14 Sewing Seams Every Seamstress Should Master
For those of you who are budding seamstresses, learning to sew seams is absolutely something that should be learned. You can’t very well put together a project without putting fabrics together!
Luckily, there are some very helpful tutorials, tips, and tricks to mastering sewing seams. The 14 we’ve gathered here will surely help you master sewing seams of various types and for different uses.
How to Make Flat Felled Seams
Making a flat felled seam is a detail with a place in history as well as a place in the world of professional seam finishes. You can find references to the flat felled seam technique in vintage as well as hand sewing. And, if you look down right now at the inside seam of your jeans, you’ll see a trademark flat felled seam.
Via Sew 4 Home
How to sew seams: Plain seams
If you’re a beginner then this is perfect for you as we are starting with the basics, how to construct plain seams.
Via Woman’s Weekly
7 Ways to Finish a Plain Seam
After doing a plain seam, there are several ways you can finish it to give it a more professional look.
How to Sew a French Seam
French seams are a handy little skill to have in your repertoire.
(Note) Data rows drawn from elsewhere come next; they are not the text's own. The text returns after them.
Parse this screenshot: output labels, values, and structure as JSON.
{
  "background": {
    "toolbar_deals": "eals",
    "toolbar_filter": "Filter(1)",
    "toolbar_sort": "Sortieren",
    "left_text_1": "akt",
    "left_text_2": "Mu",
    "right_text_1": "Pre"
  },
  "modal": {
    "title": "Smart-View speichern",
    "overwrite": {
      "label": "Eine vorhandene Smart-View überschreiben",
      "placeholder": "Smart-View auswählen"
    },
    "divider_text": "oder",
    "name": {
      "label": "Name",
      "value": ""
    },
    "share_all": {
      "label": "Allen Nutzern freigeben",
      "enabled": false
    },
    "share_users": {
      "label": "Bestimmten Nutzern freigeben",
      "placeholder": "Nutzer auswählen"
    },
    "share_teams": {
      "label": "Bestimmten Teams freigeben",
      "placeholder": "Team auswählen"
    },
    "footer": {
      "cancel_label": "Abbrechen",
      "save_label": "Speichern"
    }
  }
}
They’re great for delicate fabrics because they enclose the raw edges inside two seams, so any fraying will stay hidden in the seam. And because you’re sewing two seams, they make strong seams with a bit of insurance. They take a little extra time, but look lovely and neat on the wrong side and really add a professional finish. They work best on straight seams or seams with only a slight curve, such as the side seams of skirts, trousers or tops.
New Trick to Sewing French Seams
A French seam is a seam within a seam. This new trick stitches the first seam of a French seam with a little zigzag. This method keeps any threads from peeking through the seam on the right side.
Via We All Sew
When to Use a Seam Finish
Seam finishing is a very important part of the sewing process. It makes the inside of your garment or project look just as neat and clean and professional as the outside, and it prevents the fabric from fraying and creating a mess. There are many, many different finishes you can choose from, but these highlights some of the basics today and when you should use them.
Sewing the Slot or Peek-a-Boo Seam
A slot seam allows you to add a little peek-a-boo of fun to your sewing. The seam can lie closed, but it pops open just a bit to reveal another fabric inside. Use a simple contrasting solid, or a whole different print. This can be incorporated into clothing really easily!
How to Sew a Self-Bound Seam
A self-bound seam looks like a tiny French seam, but it’s sewn completely different. The seam allowance is used to bind all the raw edges so that the inside of the garment is all tidy and clean. Perfect for thin cottons and other wovens for a really elegant interior.
This is the ultra-thin version of the French Seam. It’s very useful if you’re making fine linen pieces (like coifs), or if you’re working with dolls and cannot divorce yourself from the idea of fully finished seams.
Lapped Seam Tutorial
This is a very simple seam. It works best with fabrics that don’t fray, such as felt and leather. The Basic Lapped Seam is made by simply overlapping two pieces of fabric. This limits any bulk at the seam and works well with awkward seams, such as joining irregular shaped edges.
A Corded Seam is a decorative seam or edge and can be used as a design feature on a garment.
4 Ways to a Faced Seam
The advantage of using facing to finish the edges is that the raw edges of the fabric will be well hidden inside the fold of the facing. The professional touch this gives to your edges is something.
Via Sew Guide
The Invisible Seam, The Hidden Stitch
To close up a seam without showing any stitches you can use the hidden stitch, sometimes it is also called a ladder stitch. This is a really useful stitch to use when you are closing up stuffies, a turning hole or binding the edge of a quilt.
Via Fern & Freckle
How to Slip Stitch a Seam Closed
Sewing the opening closed where you turned a bag right side out isn’t difficult, but it can certainly be ugly and obvious if not done well! Here is an easy way to get nice results when slip stitching your seams closed.
Now that you know these techniques to sewing seams, you can begin that project you’ve been wanting to start. A bag, maybe? Or, a dress?